Restate each line below word for word, skipping every picture.

Entries from a dataset of interfaces
|---|
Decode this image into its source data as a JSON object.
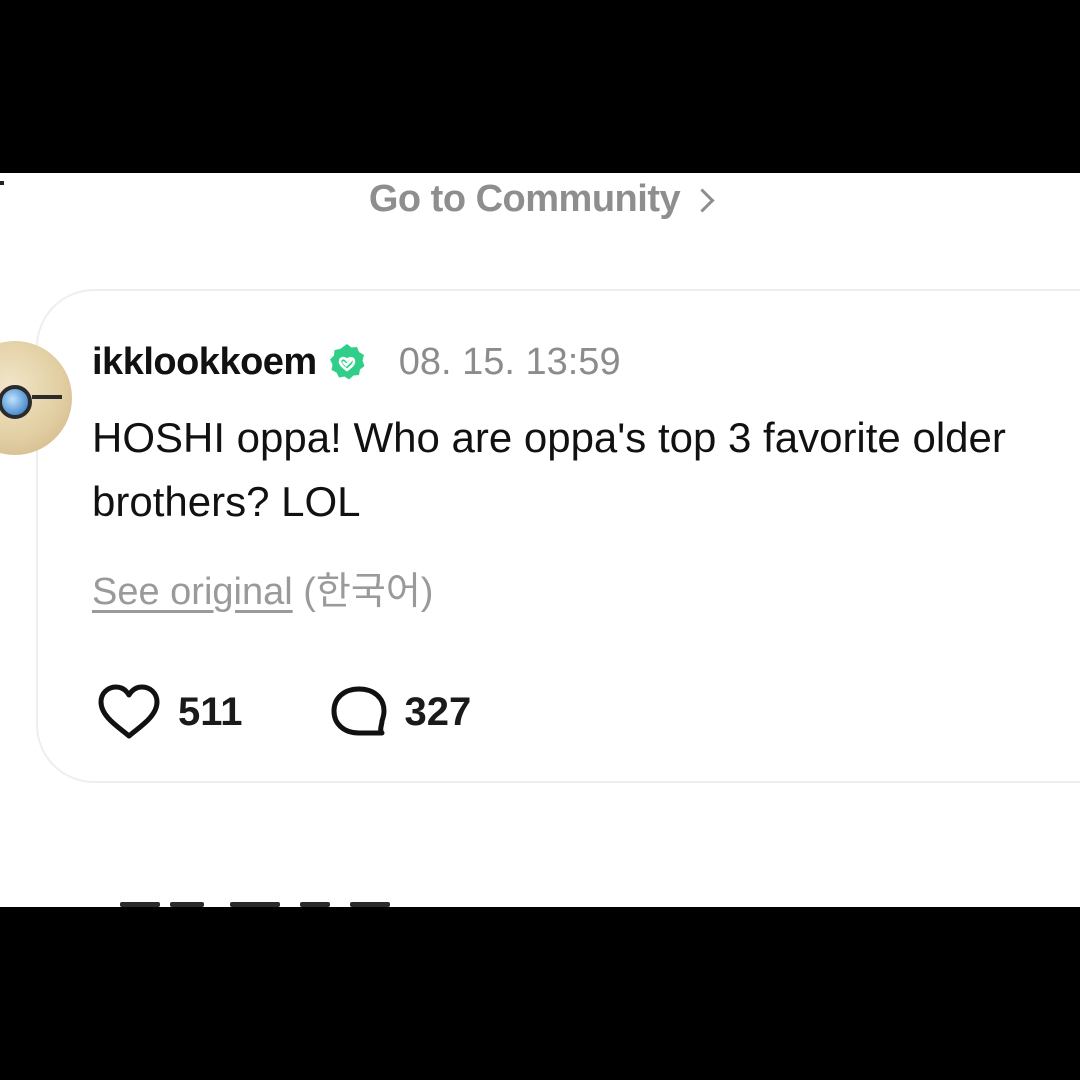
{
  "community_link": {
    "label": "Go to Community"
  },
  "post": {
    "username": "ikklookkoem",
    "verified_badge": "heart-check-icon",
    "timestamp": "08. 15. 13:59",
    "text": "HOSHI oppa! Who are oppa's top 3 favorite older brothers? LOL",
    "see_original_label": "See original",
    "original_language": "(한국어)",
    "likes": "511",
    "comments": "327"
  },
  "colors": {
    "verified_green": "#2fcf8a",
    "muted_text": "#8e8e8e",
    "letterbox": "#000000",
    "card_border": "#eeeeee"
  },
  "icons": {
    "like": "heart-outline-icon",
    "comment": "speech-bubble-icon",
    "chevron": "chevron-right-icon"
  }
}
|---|
Problem solution >>
Decode this image into its source data as a JSON object.
{
  "community_link": {
    "label": "Go to Community"
  },
  "post": {
    "username": "ikklookkoem",
    "verified_badge": "heart-check-icon",
    "timestamp": "08. 15. 13:59",
    "text": "HOSHI oppa! Who are oppa's top 3 favorite older brothers? LOL",
    "see_original_label": "See original",
    "original_language": "(한국어)",
    "likes": "511",
    "comments": "327"
  },
  "colors": {
    "verified_green": "#2fcf8a",
    "muted_text": "#8e8e8e",
    "letterbox": "#000000",
    "card_border": "#eeeeee"
  },
  "icons": {
    "like": "heart-outline-icon",
    "comment": "speech-bubble-icon",
    "chevron": "chevron-right-icon"
  }
}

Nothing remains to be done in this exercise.